“Pure” Catenaccio is no longer used in the modern football tactics. Two major characteristics of this style – the man-to-man marking and the libero (“free”) position – are no longer in use. Highly defensive structures with little attacking intent are often labelled as Catenaccio, but deviates from the original design of the system. Moreover, the sweeper or libero position has virtually disappeared from the modern game since the 1980s because teams favoured deploying the extra man in another area of the pitch.

Catenaccio is often thought to be commonplace in Italian football; but is now used infrequently by Italian Serie A teams, who instead prefer to apply balanced tactics and formations, mostly 4–3–3 or 3–5–2, The Italian national football team with manager Cesare Prandelli also used the 3-5-2 in their first clashes of UEFA Euro 2012 Group C and then switched to the their ‘standard’ 4–4–2 formation UEFA Euro 2012 final. Italy’s previous coaches, Cesare Maldini and Giovanni Trapattoni, used the Catenaccio at international level, and both failed to reach the top. Italy, under Maldini, lost on penalties at the 1998 FIFA World Cup quarter-finals, while Trapattoni lost early in the second round at 2002 FIFA World Cup and lost at the UEFA Euro 2004 during the first round.

However, Catenaccio has also had its share of success stories. Trapattoni himself successfully employed it in securing a Portuguese Liga title with Benfica in 2005. German coach Otto Rehhagel also used a similarly defensive approach for his Greece national football team in UEFA Euro 2004, going on to win the tournament despite his team being heavy underdogs. Dino Zoff also put Catenaccio to good use for Italy, securing a place in the UEFA Euro 2000 final, which Italy only lost on the golden goal rule to France. Likewise, Azeglio Vicini led Italy to the 1990 FIFA World Cup semifinal thanks to small wins in six hard-fought defensive games in which Italy produced little but risked even less, totaling only 7 goals for and none against. Italy would then lose a tight semifinal to Argentina, due in no small part to a similar strategy from Carlos Bilardo, who then went on to lose the final to a much more offensive-minded Germany led by Franz Beckenbauer.

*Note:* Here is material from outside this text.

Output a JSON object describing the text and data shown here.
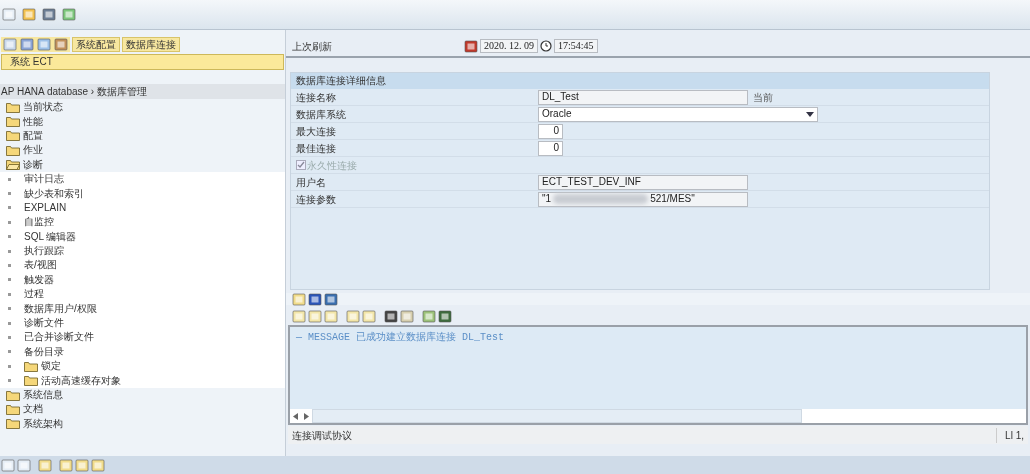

Similarly, when Italy was reduced to 10 men in the 50th minute of the 2006 FIFA World Cup 2nd round match against Australia, coach Marcello Lippi changed the Italian’s formation to a defensive orientation which caused the British newspaper The Guardian to note that “the timidity of Italy’s approach had made it seem that Helenio Herrera, the high priest of Catenaccio, had taken possession of the soul of Marcello Lippi.” It should be noted, however, that the ten-man team was playing with a 4–3–2 scheme, just a midfielder away from the regular 4–4–2.